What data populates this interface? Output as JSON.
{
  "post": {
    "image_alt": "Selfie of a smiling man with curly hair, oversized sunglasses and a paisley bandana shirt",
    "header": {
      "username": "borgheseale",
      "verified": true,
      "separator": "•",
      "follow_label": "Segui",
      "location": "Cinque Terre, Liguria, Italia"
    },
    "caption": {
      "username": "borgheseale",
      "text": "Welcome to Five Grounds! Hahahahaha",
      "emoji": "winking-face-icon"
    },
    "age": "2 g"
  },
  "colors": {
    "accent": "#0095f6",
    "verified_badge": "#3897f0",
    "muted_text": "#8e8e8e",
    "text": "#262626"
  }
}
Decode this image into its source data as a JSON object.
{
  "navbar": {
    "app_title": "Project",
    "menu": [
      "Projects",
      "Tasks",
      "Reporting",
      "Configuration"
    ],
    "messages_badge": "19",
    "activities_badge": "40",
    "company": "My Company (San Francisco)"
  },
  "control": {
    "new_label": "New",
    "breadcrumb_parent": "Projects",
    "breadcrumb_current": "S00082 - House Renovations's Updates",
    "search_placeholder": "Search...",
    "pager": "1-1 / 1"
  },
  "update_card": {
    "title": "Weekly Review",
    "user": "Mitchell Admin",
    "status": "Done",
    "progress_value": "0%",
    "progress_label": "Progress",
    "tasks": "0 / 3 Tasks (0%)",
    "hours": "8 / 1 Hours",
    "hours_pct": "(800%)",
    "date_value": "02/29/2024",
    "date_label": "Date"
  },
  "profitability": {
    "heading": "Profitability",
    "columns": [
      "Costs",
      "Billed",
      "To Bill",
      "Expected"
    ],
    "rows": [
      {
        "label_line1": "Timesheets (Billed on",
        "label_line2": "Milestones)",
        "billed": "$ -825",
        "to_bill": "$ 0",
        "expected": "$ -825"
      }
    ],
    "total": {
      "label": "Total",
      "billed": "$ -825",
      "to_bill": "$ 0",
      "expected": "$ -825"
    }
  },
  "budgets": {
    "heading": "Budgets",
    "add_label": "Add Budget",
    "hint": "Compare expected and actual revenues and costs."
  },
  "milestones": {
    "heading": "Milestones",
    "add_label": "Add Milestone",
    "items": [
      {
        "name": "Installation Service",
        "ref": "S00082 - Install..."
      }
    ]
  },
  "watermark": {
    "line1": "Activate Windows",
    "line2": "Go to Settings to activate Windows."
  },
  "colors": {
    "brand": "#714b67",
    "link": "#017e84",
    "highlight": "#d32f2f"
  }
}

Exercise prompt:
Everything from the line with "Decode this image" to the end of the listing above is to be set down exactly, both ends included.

Exercise output:
Decode this image into its source data as a JSON object.
{
  "navbar": {
    "app_title": "Project",
    "menu": [
      "Projects",
      "Tasks",
      "Reporting",
      "Configuration"
    ],
    "messages_badge": "19",
    "activities_badge": "40",
    "company": "My Company (San Francisco)"
  },
  "control": {
    "new_label": "New",
    "breadcrumb_parent": "Projects",
    "breadcrumb_current": "S00082 - House Renovations's Updates",
    "search_placeholder": "Search...",
    "pager": "1-1 / 1"
  },
  "update_card": {
    "title": "Weekly Review",
    "user": "Mitchell Admin",
    "status": "Done",
    "progress_value": "0%",
    "progress_label": "Progress",
    "tasks": "0 / 3 Tasks (0%)",
    "hours": "8 / 1 Hours",
    "hours_pct": "(800%)",
    "date_value": "02/29/2024",
    "date_label": "Date"
  },
  "profitability": {
    "heading": "Profitability",
    "columns": [
      "Costs",
      "Billed",
      "To Bill",
      "Expected"
    ],
    "rows": [
      {
        "label_line1": "Timesheets (Billed on",
        "label_line2": "Milestones)",
        "billed": "$ -825",
        "to_bill": "$ 0",
        "expected": "$ -825"
      }
    ],
    "total": {
      "label": "Total",
      "billed": "$ -825",
      "to_bill": "$ 0",
      "expected": "$ -825"
    }
  },
  "budgets": {
    "heading": "Budgets",
    "add_label": "Add Budget",
    "hint": "Compare expected and actual revenues and costs."
  },
  "milestones": {
    "heading": "Milestones",
    "add_label": "Add Milestone",
    "items": [
      {
        "name": "Installation Service",
        "ref": "S00082 - Install..."
      }
    ]
  },
  "watermark": {
    "line1": "Activate Windows",
    "line2": "Go to Settings to activate Windows."
  },
  "colors": {
    "brand": "#714b67",
    "link": "#017e84",
    "highlight": "#d32f2f"
  }
}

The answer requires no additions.